### WORK INSTRUCTION
Each entry that follows is to be retyped exactly. Pictures do not belong in the copy.

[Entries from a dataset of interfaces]
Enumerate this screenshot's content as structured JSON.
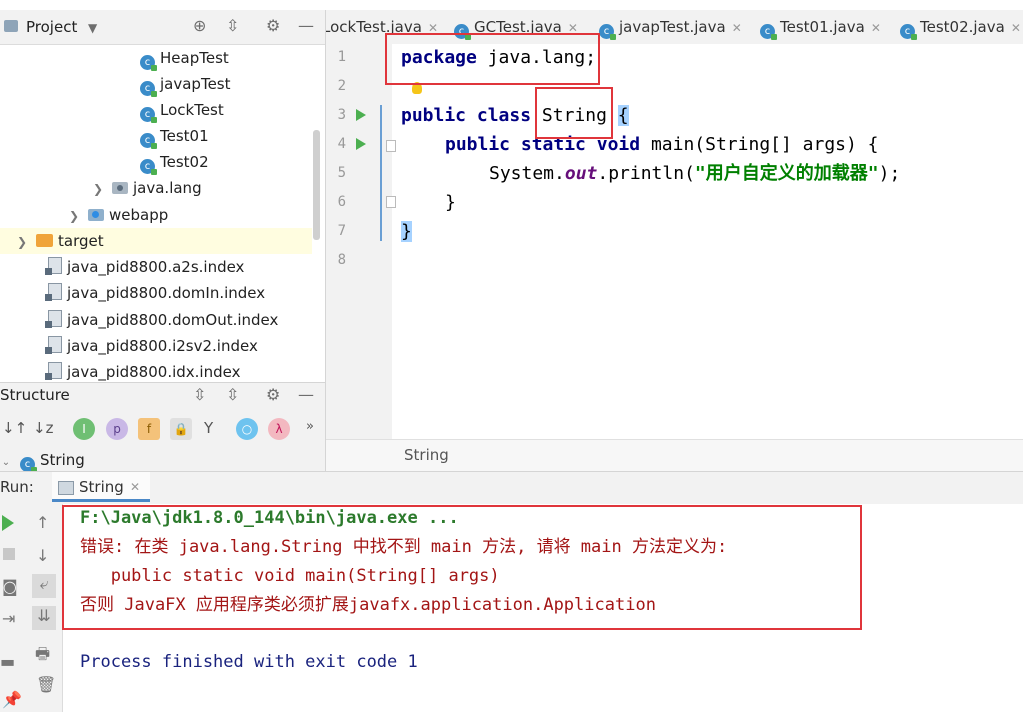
{
  "project": {
    "title": "Project",
    "tree": [
      {
        "label": "HeapTest",
        "kind": "class",
        "indent": 3
      },
      {
        "label": "javapTest",
        "kind": "class",
        "indent": 3
      },
      {
        "label": "LockTest",
        "kind": "class",
        "indent": 3
      },
      {
        "label": "Test01",
        "kind": "class",
        "indent": 3
      },
      {
        "label": "Test02",
        "kind": "class",
        "indent": 3
      },
      {
        "label": "java.lang",
        "kind": "package",
        "indent": 2
      },
      {
        "label": "webapp",
        "kind": "web",
        "indent": 1
      },
      {
        "label": "target",
        "kind": "folder",
        "indent": 0
      },
      {
        "label": "java_pid8800.a2s.index",
        "kind": "file",
        "indent": 0
      },
      {
        "label": "java_pid8800.domIn.index",
        "kind": "file",
        "indent": 0
      },
      {
        "label": "java_pid8800.domOut.index",
        "kind": "file",
        "indent": 0
      },
      {
        "label": "java_pid8800.i2sv2.index",
        "kind": "file",
        "indent": 0
      },
      {
        "label": "java_pid8800.idx.index",
        "kind": "file",
        "indent": 0
      }
    ]
  },
  "tabs": [
    {
      "label": "LockTest.java"
    },
    {
      "label": "GCTest.java"
    },
    {
      "label": "javapTest.java"
    },
    {
      "label": "Test01.java"
    },
    {
      "label": "Test02.java"
    }
  ],
  "editor": {
    "line_numbers": [
      "1",
      "2",
      "3",
      "4",
      "5",
      "6",
      "7",
      "8"
    ],
    "line1": {
      "kw": "package",
      "rest": " java.lang;"
    },
    "line3": {
      "kw1": "public",
      "kw2": "class",
      "name": "String",
      "brace": "{"
    },
    "line4": {
      "kw1": "public",
      "kw2": "static",
      "kw3": "void",
      "rest": " main(String[] args) {"
    },
    "line5": {
      "pre": "System.",
      "field": "out",
      "mid": ".println(",
      "str": "\"用户自定义的加载器\"",
      "end": ");"
    },
    "line6": "}",
    "line7": "}",
    "breadcrumb": "String"
  },
  "structure": {
    "title": "Structure",
    "item": "String"
  },
  "run": {
    "label": "Run:",
    "tab": "String",
    "console": [
      {
        "text": "F:\\Java\\jdk1.8.0_144\\bin\\java.exe ...",
        "color": "#2c7a2c"
      },
      {
        "text": "错误: 在类 java.lang.String 中找不到 main 方法, 请将 main 方法定义为:",
        "color": "#a31515"
      },
      {
        "text": "   public static void main(String[] args)",
        "color": "#a31515"
      },
      {
        "text": "否则 JavaFX 应用程序类必须扩展javafx.application.Application",
        "color": "#a31515"
      },
      {
        "text": "Process finished with exit code 1",
        "color": "#1a237e"
      }
    ]
  },
  "colors": {
    "annotation": "#e0353b",
    "keyword": "#000080",
    "string": "#008000",
    "run_green": "#4caf50"
  }
}
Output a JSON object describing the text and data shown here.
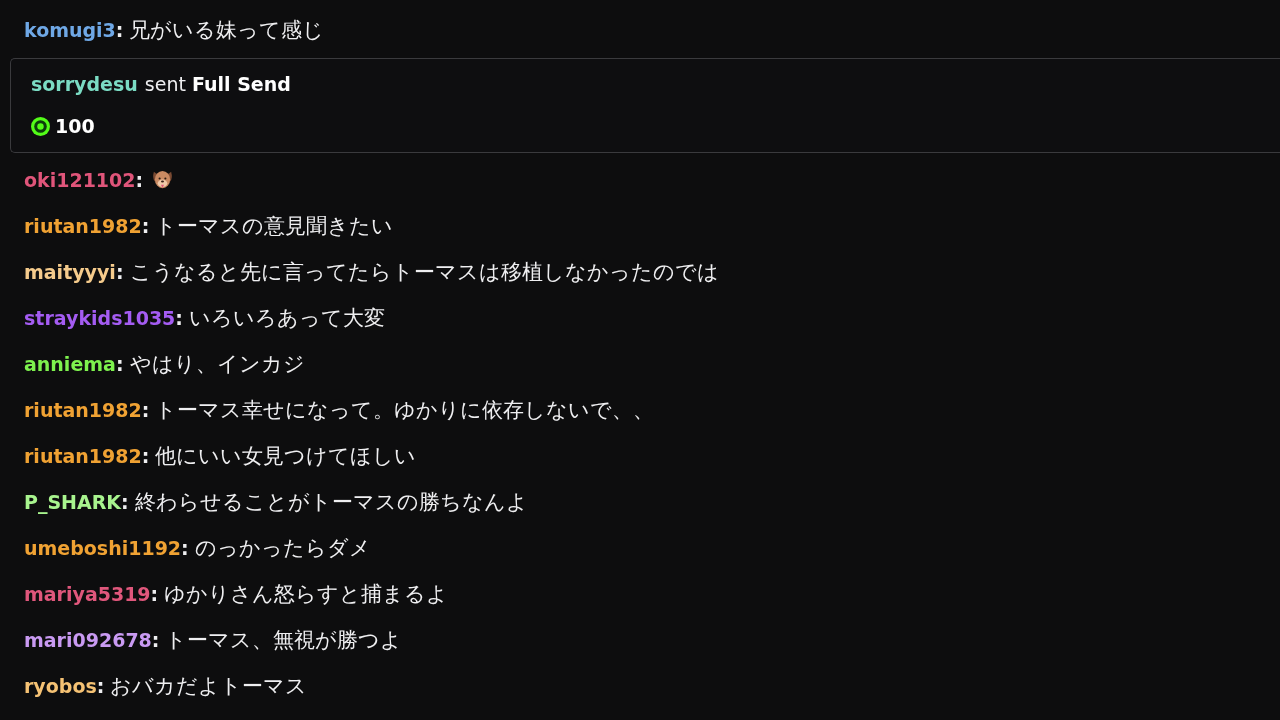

### RESPONSE
Enumerate this screenshot's content as structured JSON.
{
  "project": {
    "title": "Project",
    "tree": [
      {
        "label": "HeapTest",
        "kind": "class",
        "indent": 3
      },
      {
        "label": "javapTest",
        "kind": "class",
        "indent": 3
      },
      {
        "label": "LockTest",
        "kind": "class",
        "indent": 3
      },
      {
        "label": "Test01",
        "kind": "class",
        "indent": 3
      },
      {
        "label": "Test02",
        "kind": "class",
        "indent": 3
      },
      {
        "label": "java.lang",
        "kind": "package",
        "indent": 2
      },
      {
        "label": "webapp",
        "kind": "web",
        "indent": 1
      },
      {
        "label": "target",
        "kind": "folder",
        "indent": 0
      },
      {
        "label": "java_pid8800.a2s.index",
        "kind": "file",
        "indent": 0
      },
      {
        "label": "java_pid8800.domIn.index",
        "kind": "file",
        "indent": 0
      },
      {
        "label": "java_pid8800.domOut.index",
        "kind": "file",
        "indent": 0
      },
      {
        "label": "java_pid8800.i2sv2.index",
        "kind": "file",
        "indent": 0
      },
      {
        "label": "java_pid8800.idx.index",
        "kind": "file",
        "indent": 0
      }
    ]
  },
  "tabs": [
    {
      "label": "LockTest.java"
    },
    {
      "label": "GCTest.java"
    },
    {
      "label": "javapTest.java"
    },
    {
      "label": "Test01.java"
    },
    {
      "label": "Test02.java"
    }
  ],
  "editor": {
    "line_numbers": [
      "1",
      "2",
      "3",
      "4",
      "5",
      "6",
      "7",
      "8"
    ],
    "line1": {
      "kw": "package",
      "rest": " java.lang;"
    },
    "line3": {
      "kw1": "public",
      "kw2": "class",
      "name": "String",
      "brace": "{"
    },
    "line4": {
      "kw1": "public",
      "kw2": "static",
      "kw3": "void",
      "rest": " main(String[] args) {"
    },
    "line5": {
      "pre": "System.",
      "field": "out",
      "mid": ".println(",
      "str": "\"用户自定义的加载器\"",
      "end": ");"
    },
    "line6": "}",
    "line7": "}",
    "breadcrumb": "String"
  },
  "structure": {
    "title": "Structure",
    "item": "String"
  },
  "run": {
    "label": "Run:",
    "tab": "String",
    "console": [
      {
        "text": "F:\\Java\\jdk1.8.0_144\\bin\\java.exe ...",
        "color": "#2c7a2c"
      },
      {
        "text": "错误: 在类 java.lang.String 中找不到 main 方法, 请将 main 方法定义为:",
        "color": "#a31515"
      },
      {
        "text": "   public static void main(String[] args)",
        "color": "#a31515"
      },
      {
        "text": "否则 JavaFX 应用程序类必须扩展javafx.application.Application",
        "color": "#a31515"
      },
      {
        "text": "Process finished with exit code 1",
        "color": "#1a237e"
      }
    ]
  },
  "colors": {
    "annotation": "#e0353b",
    "keyword": "#000080",
    "string": "#008000",
    "run_green": "#4caf50"
  }
}
Output a JSON object describing the text and data shown here.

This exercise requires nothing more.